* [WHAT YOU HAVE TO DO]: Since only the total is wanted, give the number of lines in the listing below that hold the string "hàng" and add nothing.
====== MATERIAL FOR THIS EXERCISE
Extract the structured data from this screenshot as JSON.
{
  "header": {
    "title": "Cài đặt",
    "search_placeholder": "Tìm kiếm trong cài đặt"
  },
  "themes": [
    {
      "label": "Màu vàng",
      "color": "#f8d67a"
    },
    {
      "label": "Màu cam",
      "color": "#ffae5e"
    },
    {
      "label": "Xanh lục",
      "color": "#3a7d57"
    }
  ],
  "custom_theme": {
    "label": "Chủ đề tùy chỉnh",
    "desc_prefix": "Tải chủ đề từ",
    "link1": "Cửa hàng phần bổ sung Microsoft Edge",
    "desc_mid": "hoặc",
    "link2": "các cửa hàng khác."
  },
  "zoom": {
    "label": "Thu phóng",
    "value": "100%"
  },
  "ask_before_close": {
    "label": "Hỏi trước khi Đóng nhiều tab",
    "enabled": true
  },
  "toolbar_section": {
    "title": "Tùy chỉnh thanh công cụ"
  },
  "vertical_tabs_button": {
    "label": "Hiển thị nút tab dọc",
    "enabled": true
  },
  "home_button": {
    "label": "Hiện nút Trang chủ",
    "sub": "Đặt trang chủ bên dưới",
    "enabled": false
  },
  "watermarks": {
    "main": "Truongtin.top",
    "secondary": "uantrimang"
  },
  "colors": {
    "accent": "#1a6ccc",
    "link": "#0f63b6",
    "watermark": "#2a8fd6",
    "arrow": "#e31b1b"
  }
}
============
* [RESPONSE TO THIS EXERCISE]: 2